Sponsor: Cornell Richard P. Riney Canine Health Center Research Grants Program
Title: Investigation of Cell-Free DNA in Dogs with Hepatocellular Carcinoma
Project Amount: $24,261
Project Period: July 2022 to June 2023

DESCRIPTION (provided by applicant): 

Hepatocellular carcinoma (HCC) is the most common liver cancer seen in dogs. Surgical resection of the tumor is the standard treatment of care, but its use is limited by tumor location and morphological subtype. Although HCC is considered slow-growing, it is often not detected until the later stages of disease. Levels of the blood liver enzymes alanine aminotransferase (ALT) and alkaline phosphatase (ALP) provide an indication of liver damage, and alpha-fetoprotein (AFP) levels may be a result of liver cancer, but none of these are specific to a diagnosis of HCC.

Cell-free DNA (cfDNA) is short DNA fragments circulating in the blood that originate from cells undergoing apoptosis and necrosis. Cell-free DNA has been shown to be a promising biomarker for early detection and prognosis in cancers of humans and, more recently, of dogs. As far as we are aware, there has not been a longitudinal study of cell-free DNA in canine HCC patients.

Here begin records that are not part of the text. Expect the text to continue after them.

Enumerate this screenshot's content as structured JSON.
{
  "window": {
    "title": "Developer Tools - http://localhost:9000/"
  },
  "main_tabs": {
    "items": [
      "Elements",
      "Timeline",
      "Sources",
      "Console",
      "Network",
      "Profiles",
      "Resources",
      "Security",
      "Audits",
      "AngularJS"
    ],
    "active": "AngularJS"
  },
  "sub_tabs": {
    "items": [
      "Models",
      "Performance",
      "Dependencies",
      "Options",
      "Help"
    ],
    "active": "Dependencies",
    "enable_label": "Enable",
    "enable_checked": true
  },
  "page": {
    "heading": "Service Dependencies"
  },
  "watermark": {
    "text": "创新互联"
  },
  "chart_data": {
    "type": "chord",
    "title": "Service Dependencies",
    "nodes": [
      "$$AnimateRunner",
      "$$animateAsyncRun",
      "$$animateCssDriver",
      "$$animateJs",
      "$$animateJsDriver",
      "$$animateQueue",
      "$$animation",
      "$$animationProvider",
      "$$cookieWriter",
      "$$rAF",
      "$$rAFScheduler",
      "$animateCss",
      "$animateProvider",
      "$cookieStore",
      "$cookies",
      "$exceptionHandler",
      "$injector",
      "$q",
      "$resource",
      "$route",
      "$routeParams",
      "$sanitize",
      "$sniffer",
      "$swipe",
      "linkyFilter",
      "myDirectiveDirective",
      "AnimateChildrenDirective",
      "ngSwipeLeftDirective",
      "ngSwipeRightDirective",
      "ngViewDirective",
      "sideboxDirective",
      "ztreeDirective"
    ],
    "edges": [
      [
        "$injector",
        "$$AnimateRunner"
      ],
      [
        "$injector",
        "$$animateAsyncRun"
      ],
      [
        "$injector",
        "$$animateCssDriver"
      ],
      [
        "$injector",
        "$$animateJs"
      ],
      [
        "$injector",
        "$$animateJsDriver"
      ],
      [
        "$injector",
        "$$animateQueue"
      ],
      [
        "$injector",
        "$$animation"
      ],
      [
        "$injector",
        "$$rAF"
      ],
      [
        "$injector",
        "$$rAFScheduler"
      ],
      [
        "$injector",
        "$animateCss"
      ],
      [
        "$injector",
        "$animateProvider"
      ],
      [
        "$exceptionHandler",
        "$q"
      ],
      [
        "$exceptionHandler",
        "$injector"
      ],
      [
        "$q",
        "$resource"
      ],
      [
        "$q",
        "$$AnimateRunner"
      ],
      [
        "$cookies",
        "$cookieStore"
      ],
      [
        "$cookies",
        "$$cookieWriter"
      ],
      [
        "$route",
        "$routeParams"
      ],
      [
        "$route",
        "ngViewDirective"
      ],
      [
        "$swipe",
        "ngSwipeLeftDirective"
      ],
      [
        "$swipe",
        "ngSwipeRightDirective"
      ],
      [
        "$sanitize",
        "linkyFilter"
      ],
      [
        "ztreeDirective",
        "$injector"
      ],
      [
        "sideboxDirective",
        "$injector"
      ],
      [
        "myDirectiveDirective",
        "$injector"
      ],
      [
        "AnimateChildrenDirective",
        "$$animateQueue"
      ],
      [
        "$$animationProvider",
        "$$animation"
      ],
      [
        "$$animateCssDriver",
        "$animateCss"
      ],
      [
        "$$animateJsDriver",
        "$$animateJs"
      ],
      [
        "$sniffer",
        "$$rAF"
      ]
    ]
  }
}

The main aim of this proposed research is to investigate and characterize the cfDNA circulating in dogs with HCC over time. We have three specific objectives: 1) to compare the amount of circulating cfDNA with clinical manifestation for longitudinal samples from individual patients, 2) to perform whole-genome sequencing on paired tumor-normal samples from each individual to identify shared HCC-specific mutations, and 3) to perform whole-genome sequencing on cell-free DNA samples to determine if the shared mutations in aim 2 are present in the cell-free DNA. The broader long-term aim is to develop a non-invasive blood sampling technique for earlier detection of this cancer in dogs, therefore resulting in better outcomes and improved health for our canine companions.